I guess this was inevitable, given that Mississippi Governor Haley Barbour opposed tougher national smog standards (as did his local power company, Mississippi Power, a subsidiary of the ever-polluting Southern Company.)

Now a deputy attorney general in Mississippi is seeking other states to join in suing to block the tougher smog standards. (See e-mail, below.) It notes that Mississippi has been told that other states, including AL, LA, TX, ARK, GA, SC, IN, may be interested in joining the suit. (Interestingly, this guy’s boss, Mississippi Attorney General Jim Hood, is a Democrat.) Most of these states had lobbied against tougher standards, using thoroughly discredited arguments.

So here is a brief peek behind the curtain. Here’s how someone starts the ball rolling on a law suit.

I see the guiding hand of the coal-burning electric power industry behind this new effort. The irony, of course, is that the EPA standards were weaker than recommended by the agency’s science advisers.
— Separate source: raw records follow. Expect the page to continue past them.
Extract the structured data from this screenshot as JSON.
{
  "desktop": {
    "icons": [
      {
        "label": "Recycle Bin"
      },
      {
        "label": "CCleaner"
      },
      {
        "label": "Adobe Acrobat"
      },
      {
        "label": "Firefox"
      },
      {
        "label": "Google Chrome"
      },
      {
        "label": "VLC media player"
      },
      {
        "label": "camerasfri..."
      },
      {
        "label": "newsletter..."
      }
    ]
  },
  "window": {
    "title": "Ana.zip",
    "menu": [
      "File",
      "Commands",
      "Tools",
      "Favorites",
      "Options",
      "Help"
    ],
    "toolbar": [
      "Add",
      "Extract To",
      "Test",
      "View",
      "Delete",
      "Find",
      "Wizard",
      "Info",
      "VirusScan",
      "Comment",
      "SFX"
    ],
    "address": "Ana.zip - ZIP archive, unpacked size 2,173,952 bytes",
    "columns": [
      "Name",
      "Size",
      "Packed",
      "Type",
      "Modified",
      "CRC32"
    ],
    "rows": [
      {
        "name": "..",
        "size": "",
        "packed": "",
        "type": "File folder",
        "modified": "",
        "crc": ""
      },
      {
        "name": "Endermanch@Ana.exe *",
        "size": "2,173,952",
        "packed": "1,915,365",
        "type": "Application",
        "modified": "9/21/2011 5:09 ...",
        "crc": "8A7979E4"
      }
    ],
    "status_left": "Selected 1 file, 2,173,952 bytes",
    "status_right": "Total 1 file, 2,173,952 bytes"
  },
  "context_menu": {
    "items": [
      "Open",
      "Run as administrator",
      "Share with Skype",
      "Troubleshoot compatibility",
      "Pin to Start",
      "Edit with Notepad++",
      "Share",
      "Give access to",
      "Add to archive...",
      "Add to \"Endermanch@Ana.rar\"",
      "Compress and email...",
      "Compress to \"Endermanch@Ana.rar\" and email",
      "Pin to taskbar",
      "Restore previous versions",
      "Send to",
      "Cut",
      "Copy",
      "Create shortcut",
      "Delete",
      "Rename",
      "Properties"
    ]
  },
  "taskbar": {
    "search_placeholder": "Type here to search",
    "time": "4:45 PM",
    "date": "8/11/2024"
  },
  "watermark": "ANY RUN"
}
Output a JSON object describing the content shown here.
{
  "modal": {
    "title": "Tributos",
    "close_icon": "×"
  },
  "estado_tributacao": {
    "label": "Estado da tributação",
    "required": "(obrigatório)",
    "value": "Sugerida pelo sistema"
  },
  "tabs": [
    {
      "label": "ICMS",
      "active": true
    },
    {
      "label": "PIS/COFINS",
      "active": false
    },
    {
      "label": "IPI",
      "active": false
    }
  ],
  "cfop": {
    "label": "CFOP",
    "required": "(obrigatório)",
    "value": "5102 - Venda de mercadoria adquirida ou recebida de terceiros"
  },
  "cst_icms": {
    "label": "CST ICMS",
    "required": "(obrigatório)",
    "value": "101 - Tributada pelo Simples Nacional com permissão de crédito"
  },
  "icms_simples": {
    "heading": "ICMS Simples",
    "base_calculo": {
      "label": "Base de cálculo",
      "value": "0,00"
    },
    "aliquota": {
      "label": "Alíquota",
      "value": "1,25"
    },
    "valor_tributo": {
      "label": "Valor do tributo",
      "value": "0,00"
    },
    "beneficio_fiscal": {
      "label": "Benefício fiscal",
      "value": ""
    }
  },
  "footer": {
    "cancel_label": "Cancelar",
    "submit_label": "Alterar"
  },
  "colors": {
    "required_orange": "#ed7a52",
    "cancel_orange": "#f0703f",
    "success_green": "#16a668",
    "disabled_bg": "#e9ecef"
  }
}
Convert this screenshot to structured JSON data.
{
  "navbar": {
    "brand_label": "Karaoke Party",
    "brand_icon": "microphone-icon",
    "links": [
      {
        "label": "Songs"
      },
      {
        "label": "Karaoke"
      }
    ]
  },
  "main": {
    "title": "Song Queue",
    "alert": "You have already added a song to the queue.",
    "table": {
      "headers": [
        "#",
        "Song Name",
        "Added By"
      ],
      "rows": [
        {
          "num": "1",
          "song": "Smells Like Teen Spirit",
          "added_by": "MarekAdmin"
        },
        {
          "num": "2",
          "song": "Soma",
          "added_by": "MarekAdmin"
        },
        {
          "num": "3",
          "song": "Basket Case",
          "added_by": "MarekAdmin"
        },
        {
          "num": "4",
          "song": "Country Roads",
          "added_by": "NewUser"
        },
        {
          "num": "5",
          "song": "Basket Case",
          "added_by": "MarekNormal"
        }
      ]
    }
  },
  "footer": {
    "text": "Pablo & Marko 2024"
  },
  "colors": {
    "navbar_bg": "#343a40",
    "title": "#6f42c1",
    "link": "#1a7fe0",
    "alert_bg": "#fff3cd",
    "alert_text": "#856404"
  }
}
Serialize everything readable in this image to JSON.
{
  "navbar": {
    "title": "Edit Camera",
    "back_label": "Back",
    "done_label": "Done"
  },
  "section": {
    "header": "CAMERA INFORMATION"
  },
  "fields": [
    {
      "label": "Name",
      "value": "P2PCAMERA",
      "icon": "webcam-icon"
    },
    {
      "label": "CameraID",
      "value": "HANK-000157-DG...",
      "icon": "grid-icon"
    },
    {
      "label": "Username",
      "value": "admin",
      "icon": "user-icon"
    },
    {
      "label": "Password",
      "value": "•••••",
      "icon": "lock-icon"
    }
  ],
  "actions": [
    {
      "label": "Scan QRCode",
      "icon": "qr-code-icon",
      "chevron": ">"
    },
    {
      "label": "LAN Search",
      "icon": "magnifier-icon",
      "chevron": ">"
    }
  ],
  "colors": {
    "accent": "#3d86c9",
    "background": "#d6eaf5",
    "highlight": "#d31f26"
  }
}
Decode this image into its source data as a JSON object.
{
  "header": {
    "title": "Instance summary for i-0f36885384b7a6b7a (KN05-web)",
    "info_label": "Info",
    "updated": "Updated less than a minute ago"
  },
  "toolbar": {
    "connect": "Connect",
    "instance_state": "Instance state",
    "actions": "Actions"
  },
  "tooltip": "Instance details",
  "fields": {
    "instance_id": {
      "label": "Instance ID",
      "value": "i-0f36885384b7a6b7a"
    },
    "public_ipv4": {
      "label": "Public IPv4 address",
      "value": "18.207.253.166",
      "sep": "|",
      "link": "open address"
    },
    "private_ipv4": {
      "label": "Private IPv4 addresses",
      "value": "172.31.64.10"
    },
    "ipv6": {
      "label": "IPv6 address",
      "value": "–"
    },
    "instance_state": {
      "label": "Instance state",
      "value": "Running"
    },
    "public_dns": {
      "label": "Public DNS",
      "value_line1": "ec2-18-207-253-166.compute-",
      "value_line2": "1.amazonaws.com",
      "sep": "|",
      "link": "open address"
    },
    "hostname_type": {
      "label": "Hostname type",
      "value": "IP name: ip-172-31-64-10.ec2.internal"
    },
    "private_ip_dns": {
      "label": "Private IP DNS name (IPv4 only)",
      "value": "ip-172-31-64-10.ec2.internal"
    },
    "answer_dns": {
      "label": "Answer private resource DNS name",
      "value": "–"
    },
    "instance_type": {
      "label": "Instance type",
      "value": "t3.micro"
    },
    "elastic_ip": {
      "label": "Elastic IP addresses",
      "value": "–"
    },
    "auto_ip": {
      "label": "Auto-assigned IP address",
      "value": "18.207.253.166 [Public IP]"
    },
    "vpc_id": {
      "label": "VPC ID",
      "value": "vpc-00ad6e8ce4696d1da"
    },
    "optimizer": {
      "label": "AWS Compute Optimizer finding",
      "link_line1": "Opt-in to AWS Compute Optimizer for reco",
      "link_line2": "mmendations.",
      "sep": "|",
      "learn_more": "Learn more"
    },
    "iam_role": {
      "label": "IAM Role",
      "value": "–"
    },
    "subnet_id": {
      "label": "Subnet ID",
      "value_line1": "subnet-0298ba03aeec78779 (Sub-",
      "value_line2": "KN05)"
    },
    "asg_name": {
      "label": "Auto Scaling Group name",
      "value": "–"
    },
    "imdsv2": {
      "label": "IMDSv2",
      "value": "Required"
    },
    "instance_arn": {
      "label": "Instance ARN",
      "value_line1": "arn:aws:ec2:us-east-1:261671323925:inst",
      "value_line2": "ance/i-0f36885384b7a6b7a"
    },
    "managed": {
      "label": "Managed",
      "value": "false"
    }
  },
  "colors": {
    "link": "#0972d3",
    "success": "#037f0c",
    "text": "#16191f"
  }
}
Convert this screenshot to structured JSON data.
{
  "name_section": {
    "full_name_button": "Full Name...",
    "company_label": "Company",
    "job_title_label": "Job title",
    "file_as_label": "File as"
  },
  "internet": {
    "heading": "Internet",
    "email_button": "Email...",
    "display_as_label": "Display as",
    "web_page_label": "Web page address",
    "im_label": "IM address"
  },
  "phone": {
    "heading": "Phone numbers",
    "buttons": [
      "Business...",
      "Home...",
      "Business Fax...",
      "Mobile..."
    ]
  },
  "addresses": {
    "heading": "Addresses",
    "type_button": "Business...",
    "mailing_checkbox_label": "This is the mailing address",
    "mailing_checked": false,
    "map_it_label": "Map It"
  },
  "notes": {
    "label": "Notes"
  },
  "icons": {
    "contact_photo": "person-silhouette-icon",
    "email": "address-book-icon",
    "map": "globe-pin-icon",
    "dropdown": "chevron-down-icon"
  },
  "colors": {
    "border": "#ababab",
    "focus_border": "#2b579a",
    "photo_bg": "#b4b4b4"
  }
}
But this crowd seems bent on blocking all progress.


From: Hunter, Jeffrey [mailto:jhunter@naag.org]
Sent: Thursday, April 03, 2008 9:22 AM
Cc: mlanf@ago.state.ms.us
Subject: Request from Mississippi re: States' Suit v. EPA - Clean Air

This is being sent to all Chief Deputies.

Mississippi would like to know if any other state AGs are looking into a possible suit against the EPA to stop enforcment of the new, more stringent Clean Air Act standards for ozone? They have been told that several states' governors, possibly, AL, LA, TX, ARK, GA, SC, IN, may be interested in filing such a lawsuit.

If you have any information to share, please contact Mike Lanford directly (601) 359-3680 or email mlanf@ago.state.ms.us

Thank you.


Jeffrey H. Hunter
Executive Assistant to the Executive Director and the Deputy Director National Association of Attorneys General
2030 M Street, NW 8th Floor
Washington, DC 20036
Phone: (202) 326-6264
Fax: (202) 331-1875
Email: jhunter@naag.org
Website: www.naag.org

Tuesday, April 01, 2008